>>

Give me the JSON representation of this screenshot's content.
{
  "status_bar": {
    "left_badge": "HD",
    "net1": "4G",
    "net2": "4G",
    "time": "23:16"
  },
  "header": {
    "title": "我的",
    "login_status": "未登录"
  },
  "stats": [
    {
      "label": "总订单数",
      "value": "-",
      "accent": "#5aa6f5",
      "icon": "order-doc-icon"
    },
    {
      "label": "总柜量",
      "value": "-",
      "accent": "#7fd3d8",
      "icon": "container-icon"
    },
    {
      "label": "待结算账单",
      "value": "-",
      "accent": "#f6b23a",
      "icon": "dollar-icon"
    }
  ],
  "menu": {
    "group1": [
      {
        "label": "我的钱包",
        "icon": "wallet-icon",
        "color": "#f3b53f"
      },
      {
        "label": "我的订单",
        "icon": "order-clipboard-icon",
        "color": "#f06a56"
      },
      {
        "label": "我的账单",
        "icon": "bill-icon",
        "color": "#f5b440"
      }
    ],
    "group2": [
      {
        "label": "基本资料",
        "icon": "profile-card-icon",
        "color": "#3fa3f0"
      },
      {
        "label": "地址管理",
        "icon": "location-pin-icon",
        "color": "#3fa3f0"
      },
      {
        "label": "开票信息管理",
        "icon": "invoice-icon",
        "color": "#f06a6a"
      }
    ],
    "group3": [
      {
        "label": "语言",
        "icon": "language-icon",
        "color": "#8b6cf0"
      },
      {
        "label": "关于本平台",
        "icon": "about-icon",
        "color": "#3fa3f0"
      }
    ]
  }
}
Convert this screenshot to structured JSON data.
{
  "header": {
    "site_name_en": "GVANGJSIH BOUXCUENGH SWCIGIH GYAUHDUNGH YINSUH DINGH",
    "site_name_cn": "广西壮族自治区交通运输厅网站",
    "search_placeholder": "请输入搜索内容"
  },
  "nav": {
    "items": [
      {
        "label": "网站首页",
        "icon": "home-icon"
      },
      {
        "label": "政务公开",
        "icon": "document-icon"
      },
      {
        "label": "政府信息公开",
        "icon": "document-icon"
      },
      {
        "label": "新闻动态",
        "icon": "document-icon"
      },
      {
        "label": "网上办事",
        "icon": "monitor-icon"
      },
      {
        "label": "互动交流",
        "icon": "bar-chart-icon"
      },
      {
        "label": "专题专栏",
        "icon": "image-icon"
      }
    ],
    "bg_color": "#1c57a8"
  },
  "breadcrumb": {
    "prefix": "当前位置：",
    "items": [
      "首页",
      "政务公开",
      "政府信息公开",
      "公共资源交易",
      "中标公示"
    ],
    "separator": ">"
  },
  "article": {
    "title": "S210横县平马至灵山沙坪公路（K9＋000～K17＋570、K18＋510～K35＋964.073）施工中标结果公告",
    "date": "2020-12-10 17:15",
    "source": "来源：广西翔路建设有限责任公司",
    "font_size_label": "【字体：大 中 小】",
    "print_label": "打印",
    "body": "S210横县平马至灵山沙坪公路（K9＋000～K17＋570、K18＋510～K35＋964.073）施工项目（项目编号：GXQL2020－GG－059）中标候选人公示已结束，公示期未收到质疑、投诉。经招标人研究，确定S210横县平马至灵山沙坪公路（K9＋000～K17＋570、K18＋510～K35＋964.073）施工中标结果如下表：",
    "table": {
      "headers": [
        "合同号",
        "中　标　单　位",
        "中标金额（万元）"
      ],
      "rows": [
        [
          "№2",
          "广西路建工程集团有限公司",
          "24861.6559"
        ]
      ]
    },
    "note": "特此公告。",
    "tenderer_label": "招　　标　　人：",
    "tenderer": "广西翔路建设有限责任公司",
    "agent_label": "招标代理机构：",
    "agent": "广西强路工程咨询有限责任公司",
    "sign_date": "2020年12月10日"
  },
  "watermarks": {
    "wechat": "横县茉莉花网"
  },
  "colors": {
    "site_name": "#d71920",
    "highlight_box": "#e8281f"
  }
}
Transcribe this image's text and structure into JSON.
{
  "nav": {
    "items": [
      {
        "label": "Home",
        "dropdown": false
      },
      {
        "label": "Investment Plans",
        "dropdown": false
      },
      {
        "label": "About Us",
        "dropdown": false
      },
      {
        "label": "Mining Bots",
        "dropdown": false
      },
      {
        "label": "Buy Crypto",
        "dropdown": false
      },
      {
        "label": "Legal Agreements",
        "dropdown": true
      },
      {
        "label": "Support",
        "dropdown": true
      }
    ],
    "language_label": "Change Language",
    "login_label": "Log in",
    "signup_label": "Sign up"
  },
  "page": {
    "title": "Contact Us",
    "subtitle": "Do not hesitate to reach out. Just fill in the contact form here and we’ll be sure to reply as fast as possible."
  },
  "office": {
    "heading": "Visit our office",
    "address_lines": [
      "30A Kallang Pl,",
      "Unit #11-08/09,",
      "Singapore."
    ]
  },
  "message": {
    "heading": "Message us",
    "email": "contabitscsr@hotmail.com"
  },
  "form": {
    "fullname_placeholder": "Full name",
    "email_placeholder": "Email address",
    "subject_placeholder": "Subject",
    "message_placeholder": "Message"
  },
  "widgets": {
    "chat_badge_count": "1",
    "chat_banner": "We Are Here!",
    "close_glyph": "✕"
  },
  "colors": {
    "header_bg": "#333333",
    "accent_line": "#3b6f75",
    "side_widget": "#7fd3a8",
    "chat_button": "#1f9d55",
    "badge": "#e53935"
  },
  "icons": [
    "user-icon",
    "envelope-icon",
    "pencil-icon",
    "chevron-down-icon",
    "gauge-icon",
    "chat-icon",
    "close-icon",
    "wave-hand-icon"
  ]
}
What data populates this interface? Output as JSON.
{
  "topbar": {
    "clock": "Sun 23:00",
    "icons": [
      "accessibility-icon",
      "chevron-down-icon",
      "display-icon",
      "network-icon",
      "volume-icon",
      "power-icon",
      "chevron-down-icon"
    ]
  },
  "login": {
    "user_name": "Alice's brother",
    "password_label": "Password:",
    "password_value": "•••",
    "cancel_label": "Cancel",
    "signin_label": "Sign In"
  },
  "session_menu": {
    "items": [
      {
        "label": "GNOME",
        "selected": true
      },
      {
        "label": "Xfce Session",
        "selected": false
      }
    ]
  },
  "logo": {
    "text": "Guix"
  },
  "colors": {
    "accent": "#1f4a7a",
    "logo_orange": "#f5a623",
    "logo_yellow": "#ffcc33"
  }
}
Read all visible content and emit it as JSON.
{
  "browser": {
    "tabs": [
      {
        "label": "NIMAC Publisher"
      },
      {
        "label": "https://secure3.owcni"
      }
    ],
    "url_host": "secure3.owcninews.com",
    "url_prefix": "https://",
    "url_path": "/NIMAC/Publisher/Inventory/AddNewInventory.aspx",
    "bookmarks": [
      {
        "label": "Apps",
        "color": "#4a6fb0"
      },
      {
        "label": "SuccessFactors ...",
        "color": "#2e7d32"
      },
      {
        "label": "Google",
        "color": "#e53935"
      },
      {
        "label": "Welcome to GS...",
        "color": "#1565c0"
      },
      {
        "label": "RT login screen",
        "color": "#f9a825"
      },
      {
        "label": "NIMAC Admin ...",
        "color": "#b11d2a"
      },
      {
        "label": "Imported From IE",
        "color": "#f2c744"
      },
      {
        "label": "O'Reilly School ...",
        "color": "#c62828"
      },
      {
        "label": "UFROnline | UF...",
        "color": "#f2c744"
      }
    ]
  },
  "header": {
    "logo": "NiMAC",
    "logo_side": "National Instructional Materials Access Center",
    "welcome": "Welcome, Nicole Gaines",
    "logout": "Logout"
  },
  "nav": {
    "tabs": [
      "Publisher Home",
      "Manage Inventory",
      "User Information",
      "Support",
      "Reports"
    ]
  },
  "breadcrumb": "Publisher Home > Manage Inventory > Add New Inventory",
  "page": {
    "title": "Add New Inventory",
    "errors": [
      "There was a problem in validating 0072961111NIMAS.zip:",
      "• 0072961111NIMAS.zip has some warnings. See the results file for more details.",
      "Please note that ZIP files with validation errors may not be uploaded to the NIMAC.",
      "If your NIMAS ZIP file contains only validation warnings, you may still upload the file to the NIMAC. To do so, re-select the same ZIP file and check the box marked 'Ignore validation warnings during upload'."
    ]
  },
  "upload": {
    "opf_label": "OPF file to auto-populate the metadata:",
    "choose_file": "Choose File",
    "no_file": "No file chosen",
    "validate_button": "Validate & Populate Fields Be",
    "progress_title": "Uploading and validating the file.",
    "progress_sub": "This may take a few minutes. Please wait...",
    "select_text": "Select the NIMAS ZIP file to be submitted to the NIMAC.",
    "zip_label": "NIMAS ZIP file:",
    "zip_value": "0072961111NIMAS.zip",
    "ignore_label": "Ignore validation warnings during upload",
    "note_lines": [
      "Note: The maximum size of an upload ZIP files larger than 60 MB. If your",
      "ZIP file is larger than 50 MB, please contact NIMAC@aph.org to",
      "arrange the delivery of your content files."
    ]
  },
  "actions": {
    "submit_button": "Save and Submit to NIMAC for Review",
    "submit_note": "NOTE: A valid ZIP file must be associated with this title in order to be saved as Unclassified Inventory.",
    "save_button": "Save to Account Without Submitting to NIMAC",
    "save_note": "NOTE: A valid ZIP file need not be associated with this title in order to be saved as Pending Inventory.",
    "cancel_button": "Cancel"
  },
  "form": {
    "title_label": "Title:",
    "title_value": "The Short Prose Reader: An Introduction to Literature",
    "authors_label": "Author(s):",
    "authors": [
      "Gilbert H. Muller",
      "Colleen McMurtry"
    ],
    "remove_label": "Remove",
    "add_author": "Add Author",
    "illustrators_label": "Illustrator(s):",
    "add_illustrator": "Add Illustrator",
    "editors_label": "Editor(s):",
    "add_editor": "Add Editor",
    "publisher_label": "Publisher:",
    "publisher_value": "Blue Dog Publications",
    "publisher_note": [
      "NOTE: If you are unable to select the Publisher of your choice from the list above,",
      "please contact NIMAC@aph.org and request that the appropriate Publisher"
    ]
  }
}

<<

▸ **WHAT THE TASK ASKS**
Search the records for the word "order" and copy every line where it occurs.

▸ **SOLUTION TO THE PROBLEM**
      "icon": "order-doc-icon"
        "icon": "order-clipboard-icon",
    "submit_note": "NOTE: A valid ZIP file must be associated with this title in order to be saved as Unclassified Inventory.",
    "save_note": "NOTE: A valid ZIP file need not be associated with this title in order to be saved as Pending Inventory.",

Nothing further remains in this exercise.